Neighborhoods are occasionally successful in fighting off group houses or assisted living facilities — sometimes through sheer orneriness, when the developer just decides to go away in the face of hostility; more often through appealing to local zoning rulings. In 1997 in neighboring Roland Park, the Civic League successfully fought the development of an assisted living facility at 4803 Roland Avenue by lobbying against the requisite Baltimore City zoning variance. In another case in 2009, the city ruled against a zoning change that would have allowed the Baltimore Country Club to sell land to the Keswick Group to build a large assisted living facility.

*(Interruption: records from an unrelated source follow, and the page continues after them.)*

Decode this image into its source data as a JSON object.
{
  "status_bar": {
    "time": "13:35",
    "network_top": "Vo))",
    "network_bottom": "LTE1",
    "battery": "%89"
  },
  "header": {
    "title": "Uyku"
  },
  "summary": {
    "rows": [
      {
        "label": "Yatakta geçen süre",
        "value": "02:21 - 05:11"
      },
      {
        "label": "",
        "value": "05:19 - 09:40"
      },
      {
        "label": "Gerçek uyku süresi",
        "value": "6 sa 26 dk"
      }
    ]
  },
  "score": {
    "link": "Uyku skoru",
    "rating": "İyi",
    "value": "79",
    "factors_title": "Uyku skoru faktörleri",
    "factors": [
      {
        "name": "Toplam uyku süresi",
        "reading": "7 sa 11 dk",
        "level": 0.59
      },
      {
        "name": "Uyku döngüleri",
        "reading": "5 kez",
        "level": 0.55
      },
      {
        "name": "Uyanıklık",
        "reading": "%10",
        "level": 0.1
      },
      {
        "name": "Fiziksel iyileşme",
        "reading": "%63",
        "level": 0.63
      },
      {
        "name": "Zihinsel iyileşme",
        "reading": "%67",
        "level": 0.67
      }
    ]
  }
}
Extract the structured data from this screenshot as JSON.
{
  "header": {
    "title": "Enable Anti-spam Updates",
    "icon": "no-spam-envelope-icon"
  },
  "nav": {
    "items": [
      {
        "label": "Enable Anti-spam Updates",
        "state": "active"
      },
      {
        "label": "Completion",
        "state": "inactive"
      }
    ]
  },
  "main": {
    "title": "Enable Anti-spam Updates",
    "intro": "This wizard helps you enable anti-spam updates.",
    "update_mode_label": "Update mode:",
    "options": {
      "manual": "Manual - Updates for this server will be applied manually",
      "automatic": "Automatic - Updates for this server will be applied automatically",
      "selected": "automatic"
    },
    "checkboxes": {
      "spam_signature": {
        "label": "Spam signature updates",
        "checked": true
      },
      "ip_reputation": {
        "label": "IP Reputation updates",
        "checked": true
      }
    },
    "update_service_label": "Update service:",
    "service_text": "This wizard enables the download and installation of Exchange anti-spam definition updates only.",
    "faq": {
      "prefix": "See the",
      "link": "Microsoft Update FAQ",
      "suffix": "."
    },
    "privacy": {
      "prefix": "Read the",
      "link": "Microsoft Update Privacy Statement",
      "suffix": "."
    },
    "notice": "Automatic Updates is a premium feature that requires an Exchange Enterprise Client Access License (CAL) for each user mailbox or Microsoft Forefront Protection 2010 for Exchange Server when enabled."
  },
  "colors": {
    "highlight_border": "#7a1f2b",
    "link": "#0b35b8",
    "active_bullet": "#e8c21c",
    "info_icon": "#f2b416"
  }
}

But for the Sheppard Pratt home in Ruxton, a zoning variance is not needed because the building falls within the “single family residence” designation. According to County Councilwoman Vicki Almond, who represents Ruxton, “there is nothing in county law to keep the hospital from opening a group home in the neighborhood.”
At an angry and well-publicized community meeting on April 27th, Marion Knott, a Ruxton community leader and a co-director of No Retreat, the Ruxton-based organization fighting the group home, stated that “the community intends to fight this vigorously.” On the Dan Rodricks radio show on WYPR recently, Tom Costello, lawyer and co-director of No Retreat, outlined the primary legal objections:
First is the short-term, transient nature of the home — an argument that focuses on the intention of the Federal Fair Housing Act and the definition of “group home.” Second is the fact that the home will be run for profit, albeit by a non-profit (Sheppard Pratt). As a commercial enterprise, Costello believes that the home does violate land-use and zoning restrictions. “For-profit activity is not protected by the act, and should not supersede local zoning laws.” The first step, according to Mr. Costello, will be to challenge the licensing process, which will begin in a few months.
So far, the outward signs that the battle continues are a plastic bag full of feces thrown onto the porch of LaBelle Avenue , a flurry of anti-retreat signs, and a stream of Facebook posts on the Neighbors Against Sheppard Pratt website — including an interesting suggestion that neighbors combine assets and buy the property away from the hospital. Behind the scenes, Ms. Knott, Mr. Costello and other members of the community are working within the system to deter Sheppard Pratt from its plan to operate the home. And still other — perhaps most other — Ruxton residents are resigned or nonplussed, ready to let it go and hope for the best. “I assume it’s going to be there,” one said. “And I assume it’s going to be fine.”